=== Try it ===
All records below should be repeated exactly, with the pictures left out.
--- START ---
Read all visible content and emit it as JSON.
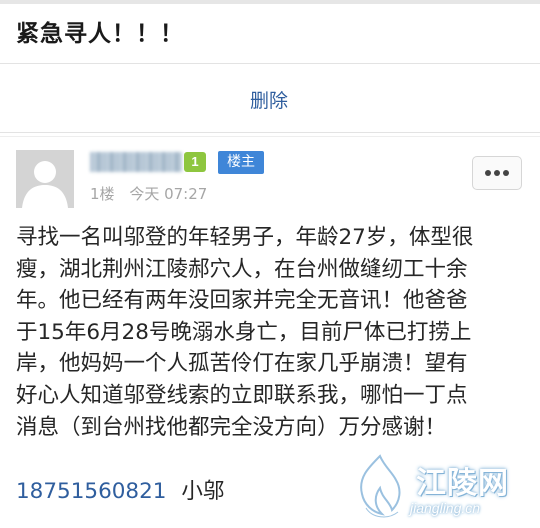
{
  "thread": {
    "title": "紧急寻人！！！"
  },
  "actions": {
    "delete_label": "删除",
    "more_icon": "ellipsis-icon"
  },
  "post": {
    "level": "1",
    "owner_badge": "楼主",
    "floor": "1楼",
    "time": "今天 07:27",
    "body_lines": [
      "寻找一名叫邬登的年轻男子，年龄27岁，体型很",
      "瘦，湖北荆州江陵郝穴人，在台州做缝纫工十余",
      "年。他已经有两年没回家并完全无音讯！他爸爸",
      "于15年6月28号晚溺水身亡，目前尸体已打捞上",
      "岸，他妈妈一个人孤苦伶仃在家几乎崩溃！望有",
      "好心人知道邬登线索的立即联系我，哪怕一丁点",
      "消息（到台州找他都完全没方向）万分感谢！"
    ],
    "phone": "18751560821",
    "signature": "小邬"
  },
  "watermark": {
    "name": "江陵网",
    "domain": "jiangling.cn"
  },
  "colors": {
    "link": "#2f5e9e",
    "owner_badge": "#3f86d8",
    "level_badge": "#8ec63f",
    "meta_text": "#a6a6a6"
  }
}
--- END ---
=== Exercise answer ===
Read all visible content and emit it as JSON.
{
  "thread": {
    "title": "紧急寻人！！！"
  },
  "actions": {
    "delete_label": "删除",
    "more_icon": "ellipsis-icon"
  },
  "post": {
    "level": "1",
    "owner_badge": "楼主",
    "floor": "1楼",
    "time": "今天 07:27",
    "body_lines": [
      "寻找一名叫邬登的年轻男子，年龄27岁，体型很",
      "瘦，湖北荆州江陵郝穴人，在台州做缝纫工十余",
      "年。他已经有两年没回家并完全无音讯！他爸爸",
      "于15年6月28号晚溺水身亡，目前尸体已打捞上",
      "岸，他妈妈一个人孤苦伶仃在家几乎崩溃！望有",
      "好心人知道邬登线索的立即联系我，哪怕一丁点",
      "消息（到台州找他都完全没方向）万分感谢！"
    ],
    "phone": "18751560821",
    "signature": "小邬"
  },
  "watermark": {
    "name": "江陵网",
    "domain": "jiangling.cn"
  },
  "colors": {
    "link": "#2f5e9e",
    "owner_badge": "#3f86d8",
    "level_badge": "#8ec63f",
    "meta_text": "#a6a6a6"
  }
}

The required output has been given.